Archaeologists at Fort Michilimackinac uncovered a pocket knife over the holiday weekend.

Dr. Lynn Evans is the curator of archaeology for Mackinac State Historic Parks.

“We’re excavating a fur trader’s house and it has two root cellars and by the posts of one of the root cellars we found a pocket knife. At the time they were known as clasp knives,” she explains, “That's very exciting because we rarely find things that are whole and intact.”

Dr. Evans says because the knife is completely intact it will help in determining its age.

“It's got a very distinctive angle to the blade and I think that that might be useful,” she says. “If we can date it or if we can at least tell if it is a French knife or English knife,” says Dr. Evans, “That will better help us understand the sequence of sellers in this house.”

The age of the knife is currently unknown, but it’s believed to be of French or British origin.

Fort Michilimackinac is a reconstructed 18th-century fort and fur-trading village in Mackinaw City.

More than a million artifacts have been pulled from Colonial Michilimackinac over the last 60 years.
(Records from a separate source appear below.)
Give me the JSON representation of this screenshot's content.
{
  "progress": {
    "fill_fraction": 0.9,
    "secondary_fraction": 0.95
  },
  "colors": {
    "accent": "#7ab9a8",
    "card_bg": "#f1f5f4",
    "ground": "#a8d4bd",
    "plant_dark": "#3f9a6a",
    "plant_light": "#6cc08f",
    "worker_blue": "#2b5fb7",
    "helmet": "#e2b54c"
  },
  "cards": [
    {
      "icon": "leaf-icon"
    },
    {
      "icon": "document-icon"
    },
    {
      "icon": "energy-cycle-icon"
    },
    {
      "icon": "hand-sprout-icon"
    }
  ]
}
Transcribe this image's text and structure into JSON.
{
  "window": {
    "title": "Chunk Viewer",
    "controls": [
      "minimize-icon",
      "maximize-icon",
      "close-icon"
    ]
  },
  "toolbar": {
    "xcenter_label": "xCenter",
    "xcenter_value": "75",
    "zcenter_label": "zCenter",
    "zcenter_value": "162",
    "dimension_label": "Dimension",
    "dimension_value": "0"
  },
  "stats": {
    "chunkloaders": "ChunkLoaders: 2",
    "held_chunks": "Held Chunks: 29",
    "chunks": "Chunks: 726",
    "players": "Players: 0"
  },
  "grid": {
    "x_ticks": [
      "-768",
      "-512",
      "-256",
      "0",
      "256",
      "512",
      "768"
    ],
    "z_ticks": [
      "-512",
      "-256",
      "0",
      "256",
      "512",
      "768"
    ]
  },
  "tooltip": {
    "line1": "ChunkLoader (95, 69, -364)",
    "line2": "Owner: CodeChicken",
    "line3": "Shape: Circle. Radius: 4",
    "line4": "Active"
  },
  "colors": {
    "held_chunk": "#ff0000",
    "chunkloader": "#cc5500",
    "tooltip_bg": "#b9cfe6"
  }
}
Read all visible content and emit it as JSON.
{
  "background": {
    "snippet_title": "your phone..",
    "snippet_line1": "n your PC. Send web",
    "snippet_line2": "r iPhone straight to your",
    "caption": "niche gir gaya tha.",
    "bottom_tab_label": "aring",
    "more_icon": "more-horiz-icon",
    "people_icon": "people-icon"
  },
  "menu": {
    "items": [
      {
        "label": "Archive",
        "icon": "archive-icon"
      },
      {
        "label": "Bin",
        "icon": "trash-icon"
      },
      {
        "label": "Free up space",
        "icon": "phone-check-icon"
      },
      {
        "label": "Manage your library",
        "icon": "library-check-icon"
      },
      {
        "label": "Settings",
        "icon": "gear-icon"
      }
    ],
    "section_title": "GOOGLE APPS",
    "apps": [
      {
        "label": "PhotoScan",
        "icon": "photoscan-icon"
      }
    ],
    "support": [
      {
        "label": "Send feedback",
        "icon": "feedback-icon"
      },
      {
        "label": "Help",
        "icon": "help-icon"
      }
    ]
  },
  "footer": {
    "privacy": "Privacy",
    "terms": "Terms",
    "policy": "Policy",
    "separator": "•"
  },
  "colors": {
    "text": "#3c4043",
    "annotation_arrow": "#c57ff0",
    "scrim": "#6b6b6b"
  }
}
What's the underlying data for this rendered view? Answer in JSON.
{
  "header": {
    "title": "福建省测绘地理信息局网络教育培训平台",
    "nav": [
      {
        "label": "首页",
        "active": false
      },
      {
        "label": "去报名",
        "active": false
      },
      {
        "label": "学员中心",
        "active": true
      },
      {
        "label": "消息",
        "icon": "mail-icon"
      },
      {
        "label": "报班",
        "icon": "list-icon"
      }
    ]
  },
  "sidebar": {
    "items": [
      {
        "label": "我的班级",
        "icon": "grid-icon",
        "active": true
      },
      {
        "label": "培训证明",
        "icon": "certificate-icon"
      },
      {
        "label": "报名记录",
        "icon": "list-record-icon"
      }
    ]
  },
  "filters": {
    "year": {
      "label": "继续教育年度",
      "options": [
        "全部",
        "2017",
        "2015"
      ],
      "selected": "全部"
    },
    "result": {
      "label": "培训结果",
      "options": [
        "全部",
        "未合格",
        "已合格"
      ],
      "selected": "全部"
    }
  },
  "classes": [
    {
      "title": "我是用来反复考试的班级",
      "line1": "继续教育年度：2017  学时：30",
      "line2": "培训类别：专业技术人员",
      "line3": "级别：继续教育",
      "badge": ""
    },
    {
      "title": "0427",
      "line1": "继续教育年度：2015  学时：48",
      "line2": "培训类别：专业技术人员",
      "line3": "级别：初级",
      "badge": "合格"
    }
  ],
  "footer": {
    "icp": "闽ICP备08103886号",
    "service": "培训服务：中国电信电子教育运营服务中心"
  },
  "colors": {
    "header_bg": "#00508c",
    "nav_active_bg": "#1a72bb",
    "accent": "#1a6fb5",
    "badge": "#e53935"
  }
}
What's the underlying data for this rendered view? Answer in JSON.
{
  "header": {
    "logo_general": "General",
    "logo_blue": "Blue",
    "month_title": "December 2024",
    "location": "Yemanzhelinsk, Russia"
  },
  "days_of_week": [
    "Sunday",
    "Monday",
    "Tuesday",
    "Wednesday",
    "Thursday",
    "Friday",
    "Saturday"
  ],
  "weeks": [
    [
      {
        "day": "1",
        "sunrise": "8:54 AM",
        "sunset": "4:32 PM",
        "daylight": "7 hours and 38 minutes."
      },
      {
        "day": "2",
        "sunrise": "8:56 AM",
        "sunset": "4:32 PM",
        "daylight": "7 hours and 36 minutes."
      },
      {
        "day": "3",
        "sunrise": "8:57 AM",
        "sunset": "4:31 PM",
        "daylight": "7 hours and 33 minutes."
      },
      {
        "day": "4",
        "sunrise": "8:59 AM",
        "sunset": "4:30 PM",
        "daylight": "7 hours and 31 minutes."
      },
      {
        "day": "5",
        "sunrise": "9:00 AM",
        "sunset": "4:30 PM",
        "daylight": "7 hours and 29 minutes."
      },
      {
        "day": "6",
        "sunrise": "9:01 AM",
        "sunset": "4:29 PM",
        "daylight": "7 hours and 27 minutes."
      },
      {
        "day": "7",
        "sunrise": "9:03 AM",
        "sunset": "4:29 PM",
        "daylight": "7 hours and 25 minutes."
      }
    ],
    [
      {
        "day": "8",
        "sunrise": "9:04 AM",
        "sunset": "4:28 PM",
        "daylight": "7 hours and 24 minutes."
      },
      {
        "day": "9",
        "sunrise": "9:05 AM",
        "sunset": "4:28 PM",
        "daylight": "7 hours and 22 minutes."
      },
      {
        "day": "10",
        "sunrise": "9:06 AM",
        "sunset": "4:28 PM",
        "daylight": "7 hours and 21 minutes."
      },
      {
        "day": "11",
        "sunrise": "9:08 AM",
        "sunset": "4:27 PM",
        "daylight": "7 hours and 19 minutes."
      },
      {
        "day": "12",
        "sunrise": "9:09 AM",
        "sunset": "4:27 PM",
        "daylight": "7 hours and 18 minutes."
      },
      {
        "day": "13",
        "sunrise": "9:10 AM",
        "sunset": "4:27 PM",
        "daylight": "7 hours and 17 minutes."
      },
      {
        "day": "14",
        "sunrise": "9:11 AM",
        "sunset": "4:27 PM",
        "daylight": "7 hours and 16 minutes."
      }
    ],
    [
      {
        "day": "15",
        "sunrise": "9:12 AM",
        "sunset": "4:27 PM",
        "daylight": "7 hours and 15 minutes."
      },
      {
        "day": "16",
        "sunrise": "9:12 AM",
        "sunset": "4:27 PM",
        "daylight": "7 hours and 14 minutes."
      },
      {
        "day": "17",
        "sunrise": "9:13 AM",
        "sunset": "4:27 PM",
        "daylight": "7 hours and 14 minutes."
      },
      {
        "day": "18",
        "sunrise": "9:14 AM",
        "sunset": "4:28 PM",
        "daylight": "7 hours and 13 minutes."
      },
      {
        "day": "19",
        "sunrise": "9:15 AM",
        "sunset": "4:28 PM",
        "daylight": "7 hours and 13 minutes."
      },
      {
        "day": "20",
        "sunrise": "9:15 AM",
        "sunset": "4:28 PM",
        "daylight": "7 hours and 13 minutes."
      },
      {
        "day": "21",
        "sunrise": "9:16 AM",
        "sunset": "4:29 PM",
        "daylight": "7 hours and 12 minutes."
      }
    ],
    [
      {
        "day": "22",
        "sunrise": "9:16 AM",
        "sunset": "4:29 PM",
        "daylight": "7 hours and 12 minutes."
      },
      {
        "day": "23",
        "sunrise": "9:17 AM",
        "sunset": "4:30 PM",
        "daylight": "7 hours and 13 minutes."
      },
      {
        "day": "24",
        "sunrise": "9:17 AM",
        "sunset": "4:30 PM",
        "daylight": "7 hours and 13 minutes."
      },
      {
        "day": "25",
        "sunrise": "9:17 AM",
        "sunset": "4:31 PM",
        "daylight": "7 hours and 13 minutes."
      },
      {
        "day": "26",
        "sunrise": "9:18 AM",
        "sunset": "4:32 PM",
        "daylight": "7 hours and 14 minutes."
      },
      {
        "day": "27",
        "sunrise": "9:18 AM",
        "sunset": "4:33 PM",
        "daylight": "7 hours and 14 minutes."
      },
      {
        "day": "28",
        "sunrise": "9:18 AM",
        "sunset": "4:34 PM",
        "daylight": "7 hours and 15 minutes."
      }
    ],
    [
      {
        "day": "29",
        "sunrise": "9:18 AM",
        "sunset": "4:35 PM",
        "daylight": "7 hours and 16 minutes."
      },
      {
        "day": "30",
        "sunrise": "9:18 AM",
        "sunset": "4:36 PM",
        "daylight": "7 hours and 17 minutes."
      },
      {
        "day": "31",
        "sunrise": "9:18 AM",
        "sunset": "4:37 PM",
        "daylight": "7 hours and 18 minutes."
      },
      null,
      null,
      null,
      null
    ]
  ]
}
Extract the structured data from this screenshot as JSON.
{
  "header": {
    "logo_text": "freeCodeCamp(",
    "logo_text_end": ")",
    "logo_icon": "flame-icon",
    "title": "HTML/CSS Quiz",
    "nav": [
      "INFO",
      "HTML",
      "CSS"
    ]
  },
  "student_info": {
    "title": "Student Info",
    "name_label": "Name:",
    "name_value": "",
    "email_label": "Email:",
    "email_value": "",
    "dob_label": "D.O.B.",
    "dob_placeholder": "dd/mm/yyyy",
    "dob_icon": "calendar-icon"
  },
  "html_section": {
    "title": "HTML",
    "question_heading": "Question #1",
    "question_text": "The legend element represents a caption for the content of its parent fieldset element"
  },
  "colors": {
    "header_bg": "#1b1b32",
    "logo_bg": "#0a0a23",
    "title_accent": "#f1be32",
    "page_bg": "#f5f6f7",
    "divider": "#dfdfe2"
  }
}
Visitors can watch archaeology in progress there every day from mid-June to late August.